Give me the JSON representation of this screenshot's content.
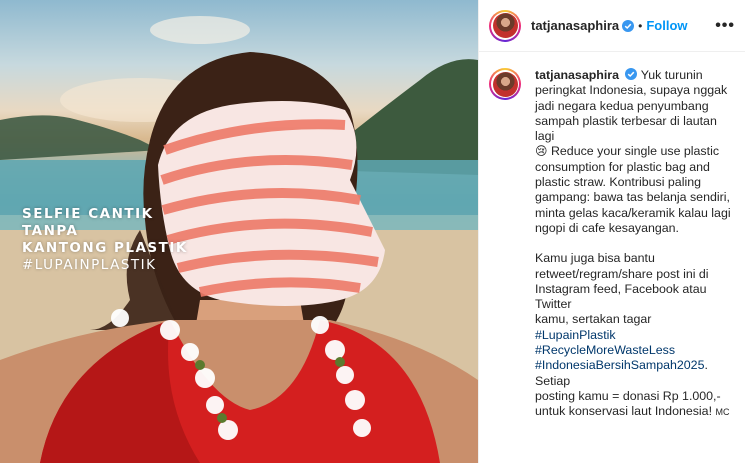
{
  "post": {
    "username": "tatjanasaphira",
    "follow_label": "Follow",
    "separator": "•",
    "more_label": "•••"
  },
  "photo": {
    "overlay_lines": [
      "SELFIE CANTIK",
      "TANPA",
      "KANTONG PLASTIK",
      "#LUPAINPLASTIK"
    ]
  },
  "caption": {
    "username": "tatjanasaphira",
    "para1_lines": [
      "Yuk turunin",
      "peringkat Indonesia, supaya nggak",
      "jadi negara kedua penyumbang",
      "sampah plastik terbesar di lautan lagi",
      "Reduce your single use plastic",
      "consumption for plastic bag and",
      "plastic straw. Kontribusi paling",
      "gampang: bawa tas belanja sendiri,",
      "minta gelas kaca/keramik kalau lagi",
      "ngopi di cafe kesayangan."
    ],
    "emoji": "😢",
    "para2_lines": [
      "Kamu juga bisa bantu",
      "retweet/regram/share post ini di",
      "Instagram feed, Facebook atau Twitter",
      "kamu, sertakan tagar"
    ],
    "hashtags": [
      "#LupainPlastik",
      "#RecycleMoreWasteLess",
      "#IndonesiaBersihSampah2025"
    ],
    "para2_end": [
      ". Setiap",
      "posting kamu = donasi Rp 1.000,-",
      "untuk konservasi laut Indonesia!"
    ],
    "signature": "MC"
  },
  "colors": {
    "follow": "#0095f6",
    "hashtag": "#00376b",
    "verified": "#3897f0"
  }
}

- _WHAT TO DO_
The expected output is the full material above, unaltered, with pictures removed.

- _ANSWER TO THE PROBLEM_
Give me the JSON representation of this screenshot's content.
{
  "post": {
    "username": "tatjanasaphira",
    "follow_label": "Follow",
    "separator": "•",
    "more_label": "•••"
  },
  "photo": {
    "overlay_lines": [
      "SELFIE CANTIK",
      "TANPA",
      "KANTONG PLASTIK",
      "#LUPAINPLASTIK"
    ]
  },
  "caption": {
    "username": "tatjanasaphira",
    "para1_lines": [
      "Yuk turunin",
      "peringkat Indonesia, supaya nggak",
      "jadi negara kedua penyumbang",
      "sampah plastik terbesar di lautan lagi",
      "Reduce your single use plastic",
      "consumption for plastic bag and",
      "plastic straw. Kontribusi paling",
      "gampang: bawa tas belanja sendiri,",
      "minta gelas kaca/keramik kalau lagi",
      "ngopi di cafe kesayangan."
    ],
    "emoji": "😢",
    "para2_lines": [
      "Kamu juga bisa bantu",
      "retweet/regram/share post ini di",
      "Instagram feed, Facebook atau Twitter",
      "kamu, sertakan tagar"
    ],
    "hashtags": [
      "#LupainPlastik",
      "#RecycleMoreWasteLess",
      "#IndonesiaBersihSampah2025"
    ],
    "para2_end": [
      ". Setiap",
      "posting kamu = donasi Rp 1.000,-",
      "untuk konservasi laut Indonesia!"
    ],
    "signature": "MC"
  },
  "colors": {
    "follow": "#0095f6",
    "hashtag": "#00376b",
    "verified": "#3897f0"
  }
}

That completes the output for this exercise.